Grasshopper Code and Model for Seating Array / Credit: Brandon Wlosinski and Daniel Siroky, Instructor Tom Leslie
Within practice, we have all the rules for making a seating array within a theater: seat dimensions, space requirements, etc. If we were to create the code for it, we could take this information and plug it into a Grasshopper model and allow it to create iterations of the seating array, checking line-of-sight, boundaries, and occupancy requirements. Another example of its use would be for creating iterations of daylighting or acoustical studies using Ecotect, a plugin for Revit that emulates environmental data for testing. By utilizing plugins for Grasshopper, Ecotect has the ability to interface with the information and generate studies for the model. If the model fails to meet the requirements, it can be passed through another iteration, with some values changing in between iterations.
The tools for analysis similar to those utilized for creation. By using BIM, we can then create models to predict the performance of a building, and then utilizing building technologies, we can begin to track real-time results of the buildings after completion. This is where we really begin to change the way the architecture game is played. Before this age of technology, we never had the ease of access to acquire information regarding buildings and the ability to test their results against predictions. There is a huge debate in our field right now regarding the costs and benefits of green design. If architecture firms begin to move towards an efficient and accurate information structure that utilizes these newer technologies and reporting methods, discussions like this will work themselves out in a matter of years.

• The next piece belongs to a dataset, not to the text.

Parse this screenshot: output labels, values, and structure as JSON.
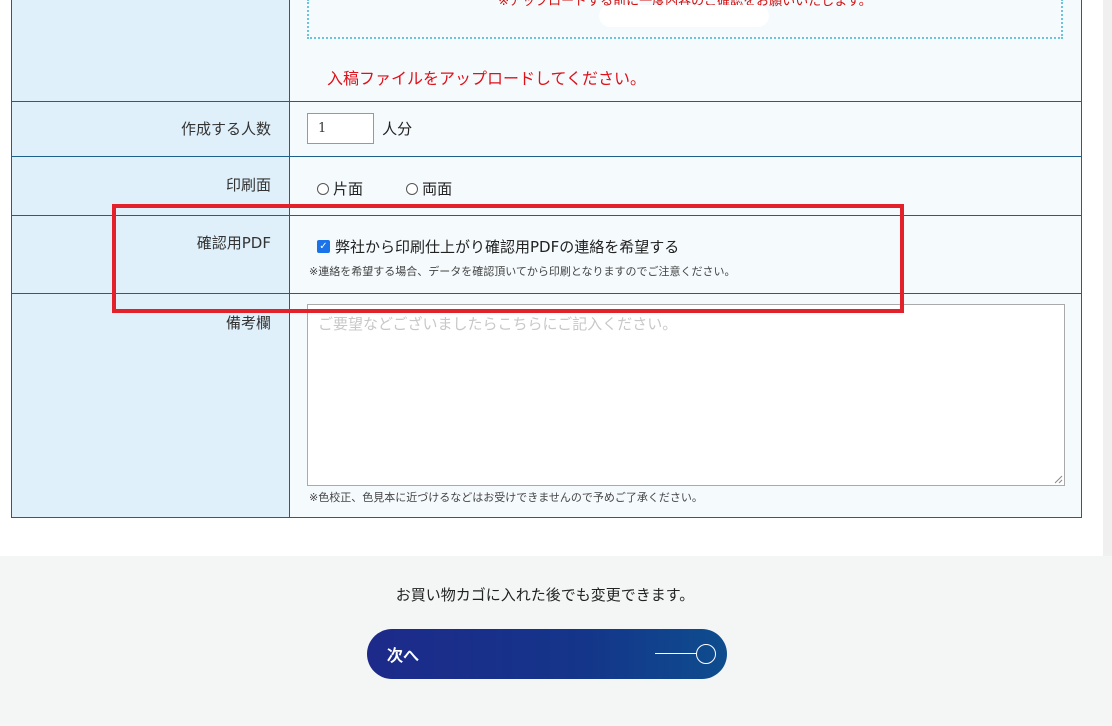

Let’s take this one step further. We now know that we can analyze buildings and gather real time data. We know that tools are being developed to allow for design criteria and quantitative data to set the parameters for generating iterations of models. If we were to take this information, which at BNIM would be kept within Revit models and a Deltek Vision database, and use it to create different parametric models within Grasshopper, there comes a possibility to create even more in depth tools to create and analyze buildings. By interlacing different design tools, we see a bigger picture unfold.
At the end of the day, this is not an endorsement for only data driven design. To believe that information alone can make a building ignores what makes architecture both an art and a science. The architect’s imagination and hand are what truly makes architecture come alive. At BNIM, while everyone has a computer, you will still see hand drawn sketches and notes as well as small charrette models around workstations. This conveys the understanding that technology is another tool and, as with every tool at an architect’s disposal, it has its place.
The line between the art and science of architecture is exactly what designers must toe to truly be responsive to the data we can now generate. It is not enough to simply look at graphs and efficiently optimize our buildings. The idea is to take the qualitative aspects of architecture and back up our methodologies with real quantitative data. The challenge is to create beautiful buildings that effectively utilize the information that we harness — and BIM models are just the beginning. By creatively using data management and encouraging new tools within firm culture, we very well could be looking at a new age of digital design.